If the government fails to pass the bill as it is, it will be forced to change what it asks for in negotiations with the European Union -undermining May's position and possibly threatening her job as Prime Minister.
However, a potential rebellion by pro-Remain Tories over their demands for a "meaningful vote" on the final Brexit deal was only avoided after ministers agreed at the last moment to discuss a compromise.
At the very least, Grieve and his colleagues have succeeded in throwing up a series of new parliamentary barriers to a no-deal Brexit.
The former attorney general said he expected two parts of his amendment to be taken on by the Government, stating: "The two parts provide the mechanism by which Parliament has to be consulted in the event of no deal and the Government come forward with a motion explaining what it will do".

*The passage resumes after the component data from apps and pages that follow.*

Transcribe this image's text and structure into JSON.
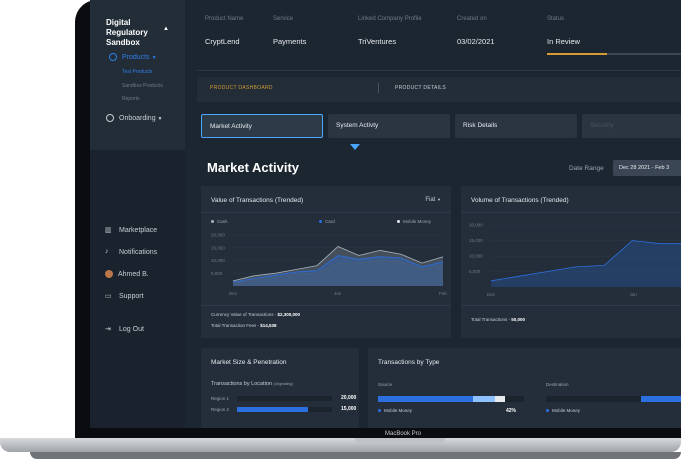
{
  "sidebar": {
    "brand": "Digital Regulatory Sandbox",
    "products_label": "Products",
    "sub_items": [
      "Test Products",
      "Sandbox Products",
      "Reports"
    ],
    "onboarding_label": "Onboarding",
    "bottom_items": [
      "Marketplace",
      "Notifications",
      "Ahmed B.",
      "Support"
    ],
    "logout_label": "Log Out"
  },
  "header": {
    "labels": [
      "Product Name",
      "Service",
      "Linked Company Profile",
      "Created on",
      "Status"
    ],
    "values": [
      "CryptLend",
      "Payments",
      "TriVentures",
      "03/02/2021",
      "In Review"
    ],
    "status_progress": 0.45
  },
  "tabs": [
    "PRODUCT DASHBOARD",
    "PRODUCT DETAILS"
  ],
  "subtabs": [
    "Market Activity",
    "System Activty",
    "Risk Details",
    "Security"
  ],
  "page_title": "Market Activity",
  "date_range": {
    "label": "Date Range",
    "value": "Dec 28 2021 - Feb 3"
  },
  "card1": {
    "title": "Value of Transactions (Trended)",
    "dropdown": "Fiat",
    "footer_line1_label": "Currency Value of Transactions - ",
    "footer_line1_value": "$2,300,000",
    "footer_line2_label": "Total Transaction Fees - ",
    "footer_line2_value": "$14,538"
  },
  "card2": {
    "title": "Volume of Transactions (Trended)",
    "footer_label": "Total Transactions - ",
    "footer_value": "50,000"
  },
  "card3": {
    "title": "Market Size & Penetration",
    "subtitle": "Transactions by Location",
    "subtitle_note": "(Originating)",
    "rows": [
      {
        "label": "Region 1",
        "value": "20,000",
        "fraction": 0.0
      },
      {
        "label": "Region 2",
        "value": "15,000",
        "fraction": 0.75
      }
    ]
  },
  "card4": {
    "title": "Transactions by Type",
    "source_label": "Source",
    "destination_label": "Destination",
    "source_item": "Mobile Money",
    "source_pct": "42%",
    "dest_item": "Mobile Money"
  },
  "laptop_label": "MacBook Pro",
  "chart_data": [
    {
      "type": "area",
      "title": "Value of Transactions (Trended)",
      "x_ticks": [
        "Dec",
        "Jan",
        "Feb"
      ],
      "y_ticks": [
        "20,000",
        "15,000",
        "10,000",
        "5,000"
      ],
      "ylim": [
        0,
        22000
      ],
      "legend": [
        "Cash",
        "Card",
        "Mobile Money"
      ],
      "legend_position": "top",
      "series": [
        {
          "name": "Cash",
          "values": [
            2000,
            4000,
            5000,
            6500,
            8000,
            15500,
            12000,
            14000,
            12500,
            9000,
            11500
          ],
          "color": "#a7b3bf"
        },
        {
          "name": "Card",
          "values": [
            1500,
            3000,
            4200,
            5500,
            6000,
            12000,
            10500,
            11500,
            11000,
            7500,
            9500
          ],
          "color": "#2b6fe0"
        },
        {
          "name": "Mobile Money",
          "values": [
            1000,
            2500,
            3500,
            4500,
            5000,
            9000,
            9000,
            10000,
            9500,
            6500,
            8500
          ],
          "color": "#4b6078"
        }
      ]
    },
    {
      "type": "area",
      "title": "Volume of Transactions (Trended)",
      "x_ticks": [
        "Dec",
        "Jan"
      ],
      "y_ticks": [
        "20,000",
        "15,000",
        "10,000",
        "5,000"
      ],
      "ylim": [
        0,
        22000
      ],
      "series": [
        {
          "values": [
            2000,
            3500,
            5000,
            6500,
            7000,
            15000,
            14000,
            14000
          ],
          "color": "#2b6fe0"
        }
      ]
    }
  ],
  "colors": {
    "accent": "#2f7ee6",
    "status": "#d49a33",
    "background": "#1c2631"
  }
}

The final vote, as outlined in Grieve third point, would be different as the government would then have to follow any direction given by the Commons. She now relies on the support of a small Northern Irish party.
Brexit protesters outside Parliament House.
May's government is divided between Brexit-backing ministers such as Foreign Secretary Boris Johnson who support a clean break with the European Union, and those such as Treasury chief Philip Hammond who want to keep closely aligned to the bloc, Britain's biggest trading partner.